All weekend long, people hosted and attended the traditional Fourth of July cookouts, spent quality time with friends and family, and occasionally let loose fireworks into the sky. Of course, the main events of the holiday weekend took place on Sunday.
The sudden appearance of lawn chairs and blankets occurred the day before on Saturday. Scattered up and down Bridge Street these empty seats marked where people had laid claim to a place to watch the parade. This is a common enough practice and it is also not unusual for people to arrive at their seats early to make sure they are still there. Some people could be found in their seat hours ahead of time; some were seated there all day as they had arrived early in the morning. By one in the afternoon, the early risers were joined by people more content to find a viewing place when they got there. Add in the people who had claimed spots the night before, lots of strollers, and an uncountable number of coolers and the main stretch of road through Oswego had become a very crowded and lively place, with sunscreen 'perfume' in the air.

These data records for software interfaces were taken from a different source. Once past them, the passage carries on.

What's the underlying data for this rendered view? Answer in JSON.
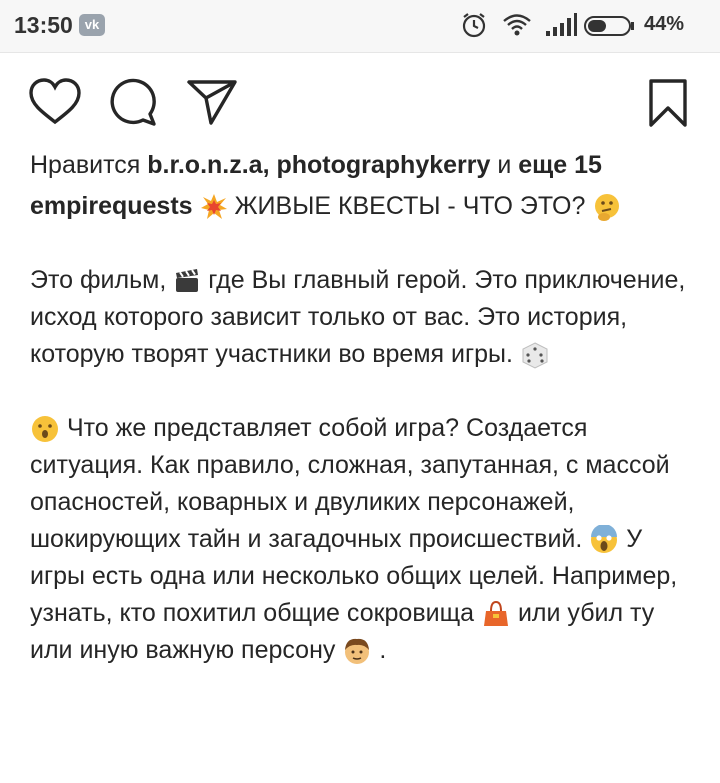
{
  "status_bar": {
    "time": "13:50",
    "app_badge": "vk",
    "battery": "44%",
    "icons": [
      "alarm-icon",
      "wifi-icon",
      "signal-icon",
      "battery-icon"
    ]
  },
  "actions": {
    "icons": [
      "heart-icon",
      "comment-icon",
      "share-icon",
      "bookmark-icon"
    ]
  },
  "likes": {
    "prefix": "Нравится",
    "users": "b.r.o.n.z.a, photographykerry",
    "conj": "и",
    "more": "еще 15"
  },
  "caption": {
    "username": "empirequests",
    "headline": "ЖИВЫЕ КВЕСТЫ - ЧТО ЭТО?",
    "p1a": "Это фильм,",
    "p1b": "где Вы главный герой. Это приключение, исход которого зависит только от вас. Это история, которую творят участники во время игры.",
    "p2a": "Что же представляет собой игра? Создается ситуация. Как правило, сложная, запутанная, с массой опасностей, коварных и двуликих персонажей, шокирующих тайн и загадочных происшествий.",
    "p2b": "У игры есть одна или несколько общих целей. Например, узнать, кто похитил общие сокровища",
    "p2c": "или убил ту или иную важную персону",
    "p2d": "."
  }
}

Waving to the crowd of people from the parade was a mixture of law enforcement, emergency response teams, marching bands, local organizations, and politicians including the Mayor of Oswego, Billy Barlow. Near the front of the parade, there was even a small collection of men from Fort Ontario dressed in Civil War uniforms. Candy was thrown to thrilled children and some marchers carried water cannons and pistols to spray over-heated citizens on the side of the street. For anyone who decided they were hungry from the excitement, there were food vendors on both sides of the river and the Elks Club was grilling up sausages and serving refreshments for the duration of the parade.
If you wanted some after-lunch history, you could have wandered over to the fort. Fort Ontario hosted the Community Bicentennial Picnic on it grounds immediately following the parade. The fort was open to anyone who wanted to take a look inside and find pieces of local history that has been around in one form or another since the 1700’s. Fort Ontario was involved with the Revolutionary War, something that the fort caretakers and local community are very proud of, especially during Independence Day.
After the parade, picnics, and cookouts, a mass migration of people occurred. From all over the city, people made their way to Breitbeck Park or another location close to, or on, the waterfront. At 9:30 p.m., after it had grown dark, the Fourth of July fireworks show was propelled into the sky. At the Oswego Yacht Club, patron Susan McBrearty said: “We have watched the fireworks here for fifteen years. We originally watched them from the other side of the street, but one year we noticed that the trees had grown too tall and it was time to find a new spot.” She doesn’t think that there is a better place to do it. Located right on the water and very close to the launch points for fireworks in Oswego, who can argue?